(PROVIDED RECORDS Opens)
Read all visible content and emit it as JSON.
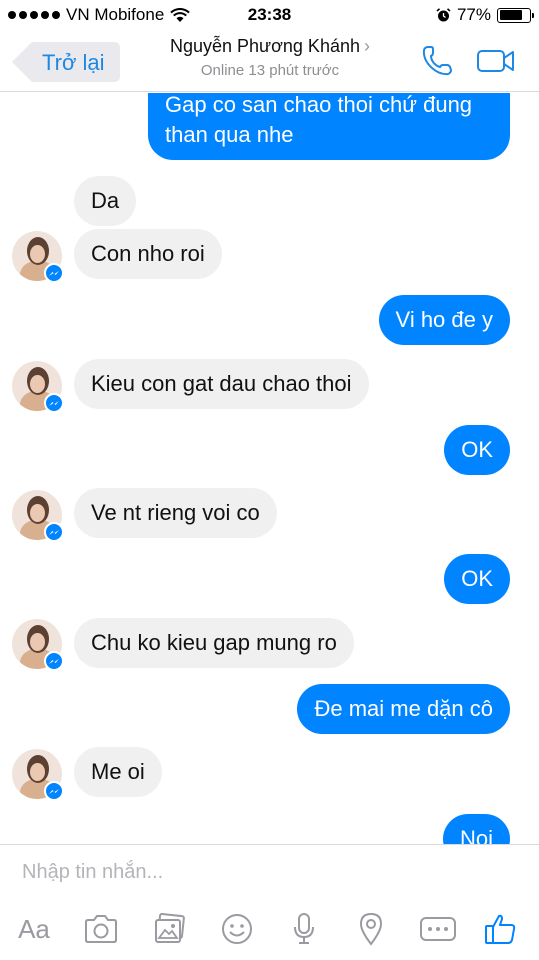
{
  "status_bar": {
    "carrier": "VN Mobifone",
    "time": "23:38",
    "battery_percent": "77%",
    "battery_level": 0.77
  },
  "header": {
    "back_label": "Trở lại",
    "contact_name": "Nguyễn Phương Khánh",
    "contact_status": "Online 13 phút trước"
  },
  "messages": [
    {
      "direction": "outgoing",
      "text": "Gap co san chao thoi chứ đung than qua nhe"
    },
    {
      "direction": "incoming",
      "text": "Da"
    },
    {
      "direction": "incoming",
      "text": "Con nho roi"
    },
    {
      "direction": "outgoing",
      "text": "Vi ho đe y"
    },
    {
      "direction": "incoming",
      "text": "Kieu con gat dau chao thoi"
    },
    {
      "direction": "outgoing",
      "text": "OK"
    },
    {
      "direction": "incoming",
      "text": "Ve nt rieng voi co"
    },
    {
      "direction": "outgoing",
      "text": "OK"
    },
    {
      "direction": "incoming",
      "text": "Chu ko kieu gap mung ro"
    },
    {
      "direction": "outgoing",
      "text": "Đe mai me dặn cô"
    },
    {
      "direction": "incoming",
      "text": "Me oi"
    },
    {
      "direction": "outgoing",
      "text": "Noi"
    }
  ],
  "composer": {
    "placeholder": "Nhập tin nhắn...",
    "text_button_label": "Aa"
  },
  "toolbar_icons": [
    "text-format-icon",
    "camera-icon",
    "photo-gallery-icon",
    "emoji-icon",
    "microphone-icon",
    "location-icon",
    "more-icon",
    "like-icon"
  ],
  "colors": {
    "accent": "#0084ff",
    "back_text": "#1e88e5",
    "incoming_bubble": "#f1f0f0",
    "icon_gray": "#9a9aa0"
  }
}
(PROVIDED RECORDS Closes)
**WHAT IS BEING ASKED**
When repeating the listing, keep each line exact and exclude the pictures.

**REPLY TO THE TASK**
Read all visible content and emit it as JSON.
{
  "status_bar": {
    "carrier": "VN Mobifone",
    "time": "23:38",
    "battery_percent": "77%",
    "battery_level": 0.77
  },
  "header": {
    "back_label": "Trở lại",
    "contact_name": "Nguyễn Phương Khánh",
    "contact_status": "Online 13 phút trước"
  },
  "messages": [
    {
      "direction": "outgoing",
      "text": "Gap co san chao thoi chứ đung than qua nhe"
    },
    {
      "direction": "incoming",
      "text": "Da"
    },
    {
      "direction": "incoming",
      "text": "Con nho roi"
    },
    {
      "direction": "outgoing",
      "text": "Vi ho đe y"
    },
    {
      "direction": "incoming",
      "text": "Kieu con gat dau chao thoi"
    },
    {
      "direction": "outgoing",
      "text": "OK"
    },
    {
      "direction": "incoming",
      "text": "Ve nt rieng voi co"
    },
    {
      "direction": "outgoing",
      "text": "OK"
    },
    {
      "direction": "incoming",
      "text": "Chu ko kieu gap mung ro"
    },
    {
      "direction": "outgoing",
      "text": "Đe mai me dặn cô"
    },
    {
      "direction": "incoming",
      "text": "Me oi"
    },
    {
      "direction": "outgoing",
      "text": "Noi"
    }
  ],
  "composer": {
    "placeholder": "Nhập tin nhắn...",
    "text_button_label": "Aa"
  },
  "toolbar_icons": [
    "text-format-icon",
    "camera-icon",
    "photo-gallery-icon",
    "emoji-icon",
    "microphone-icon",
    "location-icon",
    "more-icon",
    "like-icon"
  ],
  "colors": {
    "accent": "#0084ff",
    "back_text": "#1e88e5",
    "incoming_bubble": "#f1f0f0",
    "icon_gray": "#9a9aa0"
  }
}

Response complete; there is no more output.